What is needed is an exact repeat of the lines from the one holding "What data populates" through the final line of the data, with no pictures.

◇ ◇ ◇

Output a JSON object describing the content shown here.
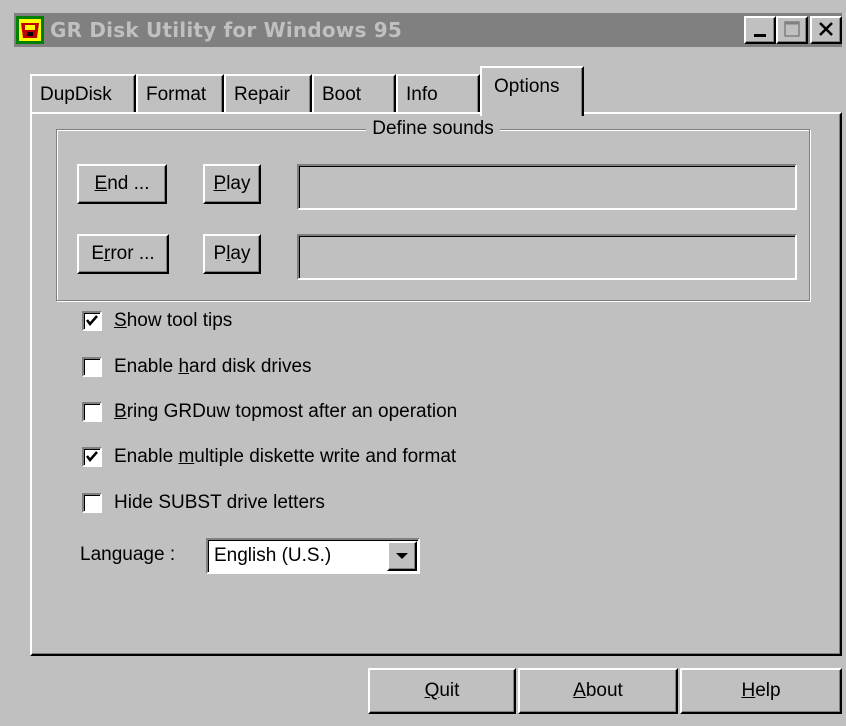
{
  "window": {
    "title": "GR Disk Utility for Windows 95"
  },
  "tabs": [
    {
      "label": "DupDisk"
    },
    {
      "label": "Format"
    },
    {
      "label": "Repair"
    },
    {
      "label": "Boot"
    },
    {
      "label": "Info"
    },
    {
      "label": "Options"
    }
  ],
  "active_tab": "Options",
  "sounds": {
    "group_title": "Define sounds",
    "end_button": {
      "pre": "",
      "mnemonic": "E",
      "post": "nd ..."
    },
    "end_play": {
      "pre": "",
      "mnemonic": "P",
      "post": "lay"
    },
    "end_path": "",
    "error_button": {
      "pre": "E",
      "mnemonic": "r",
      "post": "ror ..."
    },
    "error_play": {
      "pre": "P",
      "mnemonic": "l",
      "post": "ay"
    },
    "error_path": ""
  },
  "options": [
    {
      "pre": "",
      "mnemonic": "S",
      "post": "how tool tips",
      "checked": true
    },
    {
      "pre": "Enable ",
      "mnemonic": "h",
      "post": "ard disk drives",
      "checked": false
    },
    {
      "pre": "",
      "mnemonic": "B",
      "post": "ring GRDuw topmost after an operation",
      "checked": false
    },
    {
      "pre": "Enable ",
      "mnemonic": "m",
      "post": "ultiple diskette write and format",
      "checked": true
    },
    {
      "pre": "Hide SUBST drive letters",
      "mnemonic": "",
      "post": "",
      "checked": false
    }
  ],
  "language": {
    "label": "Language :",
    "value": "English (U.S.)"
  },
  "buttons": {
    "quit": {
      "pre": "",
      "mnemonic": "Q",
      "post": "uit"
    },
    "about": {
      "pre": "",
      "mnemonic": "A",
      "post": "bout"
    },
    "help": {
      "pre": "",
      "mnemonic": "H",
      "post": "elp"
    }
  },
  "colors": {
    "face": "#c0c0c0",
    "title_inactive": "#808080",
    "title_text": "#c0c0c0",
    "icon_red": "#c00000",
    "icon_yellow": "#ffff00",
    "icon_green": "#008000"
  },
  "icons": {
    "app": "gr-disk-utility-icon",
    "minimize": "minimize-icon",
    "maximize": "maximize-icon",
    "close": "close-icon",
    "dropdown": "chevron-down-icon",
    "check": "checkmark-icon"
  }
}
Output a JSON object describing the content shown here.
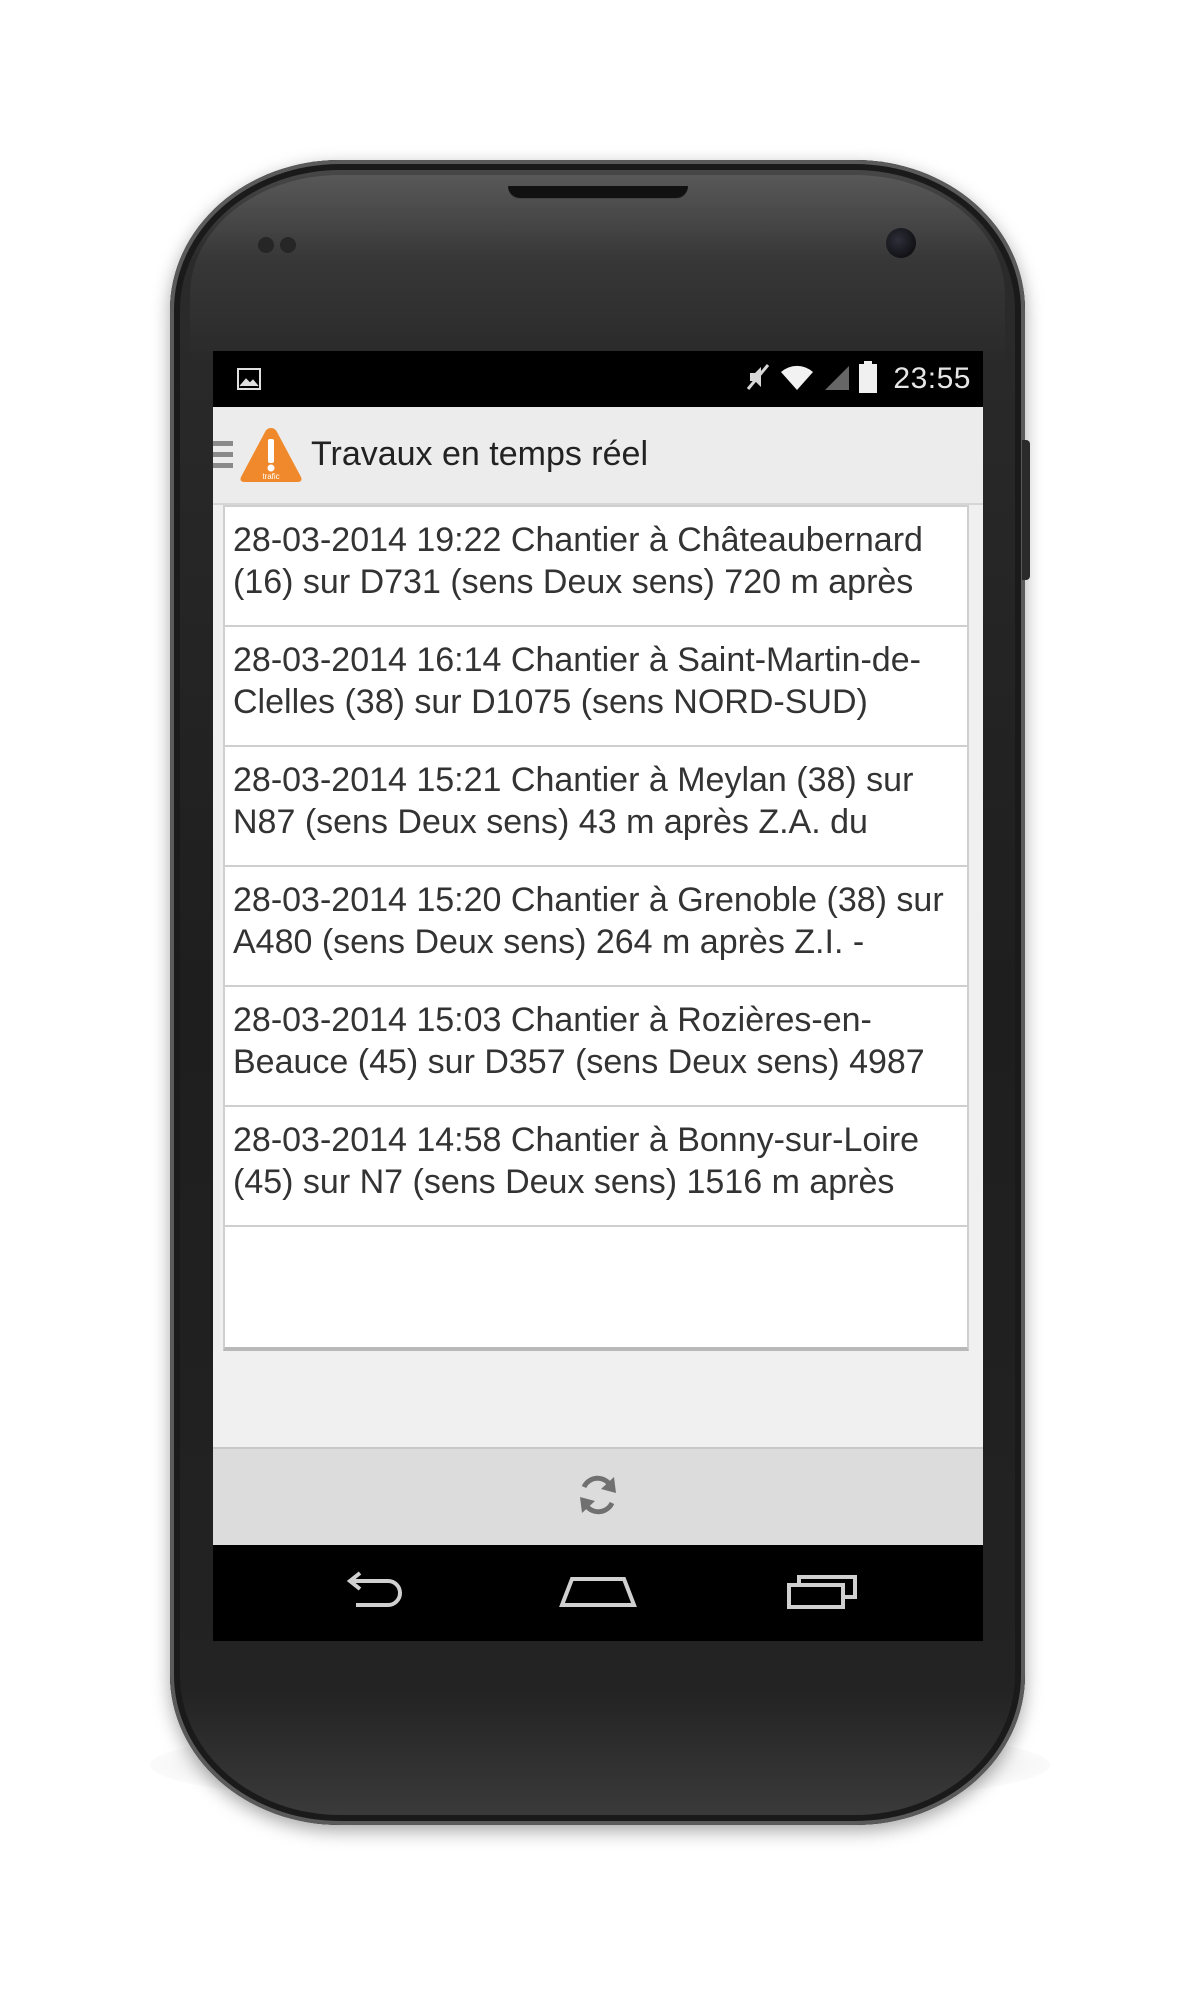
{
  "status_bar": {
    "time": "23:55",
    "icons": [
      "image-notification-icon",
      "mute-icon",
      "wifi-icon",
      "signal-icon",
      "battery-icon"
    ]
  },
  "action_bar": {
    "title": "Travaux en temps réel",
    "app_icon_label": "trafic",
    "accent_color": "#f0892b"
  },
  "list": {
    "items": [
      "28-03-2014 19:22 Chantier à Châteaubernard (16) sur D731 (sens Deux sens) 720 m après",
      "28-03-2014 16:14 Chantier à Saint-Martin-de-Clelles (38) sur D1075 (sens NORD-SUD)",
      "28-03-2014 15:21 Chantier à Meylan (38) sur N87 (sens Deux sens) 43 m après Z.A. du",
      "28-03-2014 15:20 Chantier à Grenoble (38) sur A480 (sens Deux sens) 264 m après Z.I. -",
      "28-03-2014 15:03 Chantier à Rozières-en-Beauce (45) sur D357 (sens Deux sens) 4987",
      "28-03-2014 14:58 Chantier à Bonny-sur-Loire (45) sur N7 (sens Deux sens) 1516 m après",
      ""
    ]
  },
  "bottom_bar": {
    "refresh_icon": "refresh-icon"
  },
  "nav_bar": {
    "icons": [
      "back-icon",
      "home-icon",
      "recent-apps-icon"
    ]
  }
}
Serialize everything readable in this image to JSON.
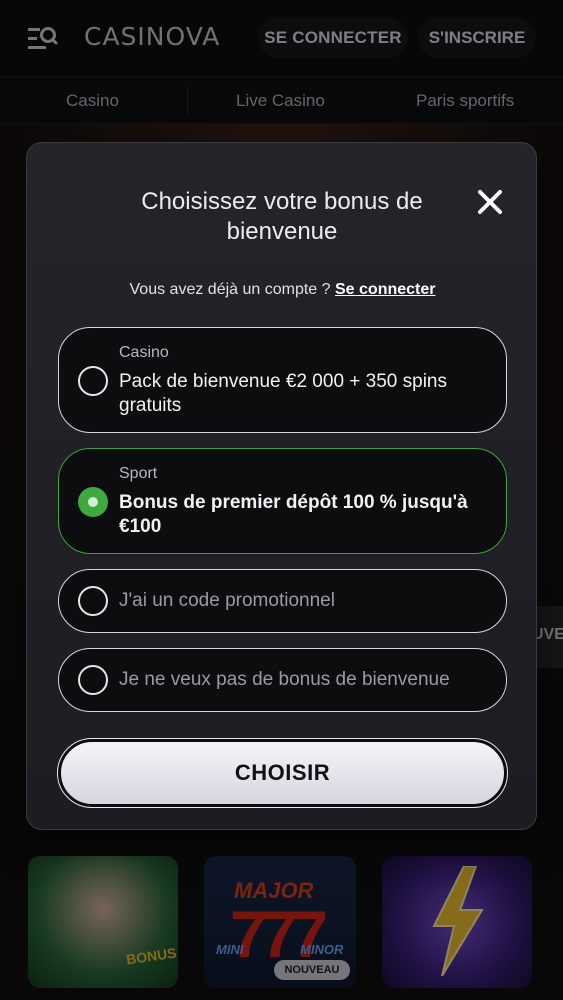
{
  "header": {
    "logo": "CASINOVA",
    "login_label": "SE CONNECTER",
    "register_label": "S'INSCRIRE",
    "icons": {
      "menu": "menu-search-icon"
    }
  },
  "nav": {
    "items": [
      {
        "label": "Casino"
      },
      {
        "label": "Live Casino"
      },
      {
        "label": "Paris sportifs"
      }
    ]
  },
  "background": {
    "edge_tab_label": "UVE",
    "tiles": [
      {
        "badge_text": "BONUS"
      },
      {
        "title_text": "MAJOR",
        "mini_text": "MINI",
        "minor_text": "MINOR",
        "badge": "NOUVEAU"
      },
      {
        "icon": "lightning-bolt-icon"
      }
    ]
  },
  "modal": {
    "title": "Choisissez votre bonus de bienvenue",
    "account_prompt": "Vous avez déjà un compte ?",
    "account_link": "Se connecter",
    "options": [
      {
        "category": "Casino",
        "text": "Pack de bienvenue €2 000 + 350 spins gratuits",
        "selected": false
      },
      {
        "category": "Sport",
        "text": "Bonus de premier dépôt 100 % jusqu'à €100",
        "selected": true
      },
      {
        "text": "J'ai un code promotionnel",
        "selected": false
      },
      {
        "text": "Je ne veux pas de bonus de bienvenue",
        "selected": false
      }
    ],
    "submit_label": "CHOISIR"
  },
  "colors": {
    "selected_accent": "#3da93f",
    "modal_bg": "#1f1f24",
    "button_bg": "#eeeef3"
  }
}
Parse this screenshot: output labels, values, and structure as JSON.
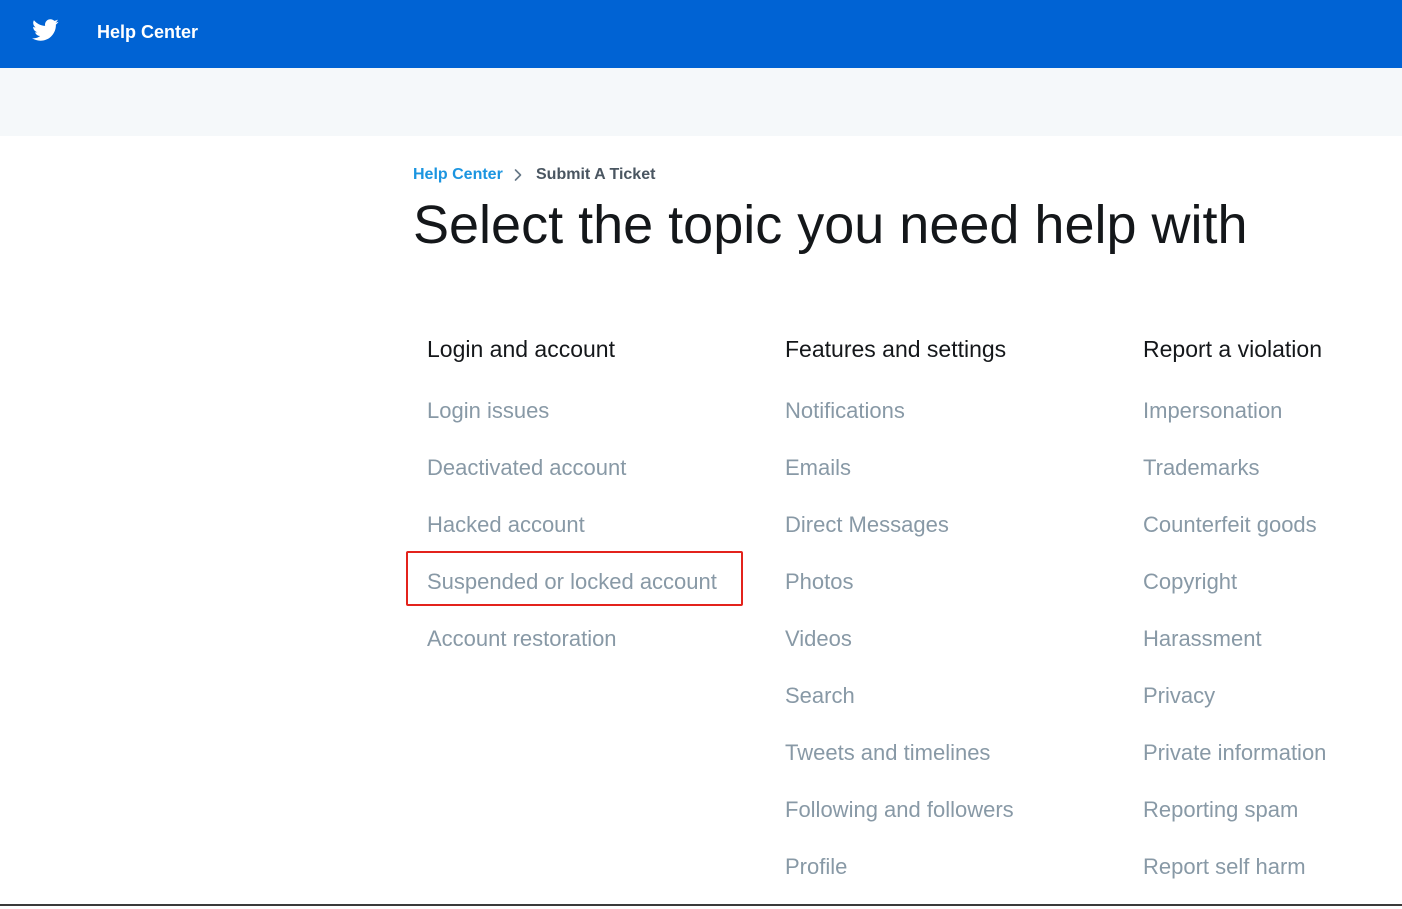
{
  "header": {
    "logo_icon": "twitter-bird-icon",
    "brand_label": "Help Center",
    "background_color": "#0063d4"
  },
  "breadcrumb": {
    "home_label": "Help Center",
    "separator_icon": "chevron-right-icon",
    "current_label": "Submit A Ticket"
  },
  "page": {
    "title": "Select the topic you need help with"
  },
  "topics": [
    {
      "heading": "Login and account",
      "items": [
        "Login issues",
        "Deactivated account",
        "Hacked account",
        "Suspended or locked account",
        "Account restoration"
      ]
    },
    {
      "heading": "Features and settings",
      "items": [
        "Notifications",
        "Emails",
        "Direct Messages",
        "Photos",
        "Videos",
        "Search",
        "Tweets and timelines",
        "Following and followers",
        "Profile"
      ]
    },
    {
      "heading": "Report a violation",
      "items": [
        "Impersonation",
        "Trademarks",
        "Counterfeit goods",
        "Copyright",
        "Harassment",
        "Privacy",
        "Private information",
        "Reporting spam",
        "Report self harm"
      ]
    }
  ],
  "highlight": {
    "target": "Suspended or locked account",
    "color": "#e3231c"
  }
}
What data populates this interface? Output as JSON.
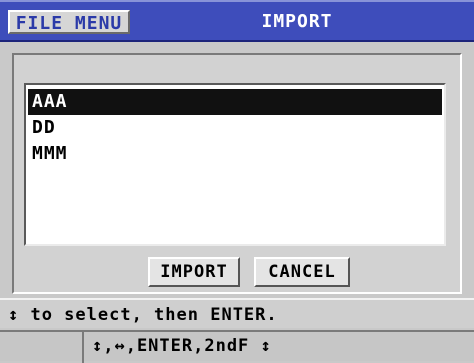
{
  "titlebar": {
    "menu_label": "FILE MENU",
    "title": "IMPORT"
  },
  "list": {
    "items": [
      {
        "label": "AAA",
        "selected": true
      },
      {
        "label": "DD",
        "selected": false
      },
      {
        "label": "MMM",
        "selected": false
      }
    ]
  },
  "buttons": {
    "import_label": "IMPORT",
    "cancel_label": "CANCEL"
  },
  "status": {
    "text": "↕ to select, then ENTER."
  },
  "footer": {
    "keys": "↕,↔,ENTER,2ndF ↕"
  },
  "colors": {
    "titlebar": "#3e4dbb",
    "selection": "#111111",
    "background": "#c9c9c9"
  }
}
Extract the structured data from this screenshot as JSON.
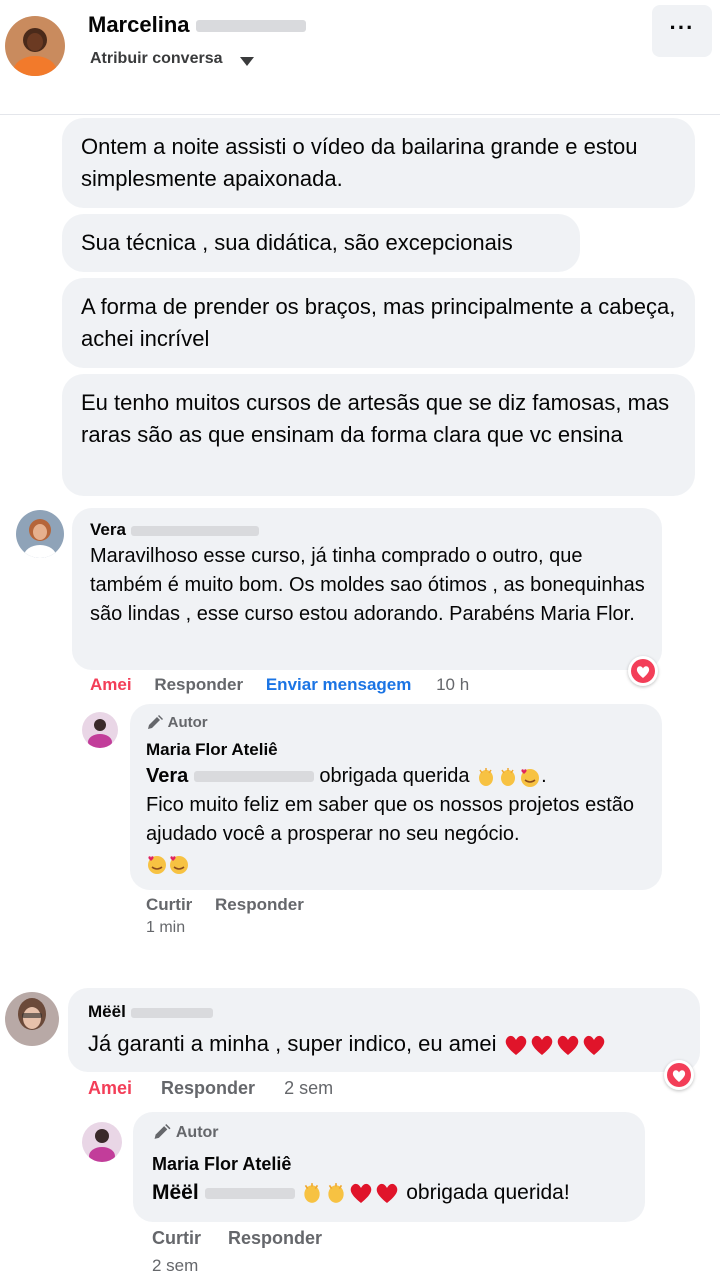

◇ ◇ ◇

> [EXERCISE ANSWER]
What data populates this interface? Output as JSON.
{
  "titlebar": {
    "menu_label": "FILE MENU",
    "title": "IMPORT"
  },
  "list": {
    "items": [
      {
        "label": "AAA",
        "selected": true
      },
      {
        "label": "DD",
        "selected": false
      },
      {
        "label": "MMM",
        "selected": false
      }
    ]
  },
  "buttons": {
    "import_label": "IMPORT",
    "cancel_label": "CANCEL"
  },
  "status": {
    "text": "↕ to select, then ENTER."
  },
  "footer": {
    "keys": "↕,↔,ENTER,2ndF ↕"
  },
  "colors": {
    "titlebar": "#3e4dbb",
    "selection": "#111111",
    "background": "#c9c9c9"
  }
}
Extract the structured data from this screenshot as JSON.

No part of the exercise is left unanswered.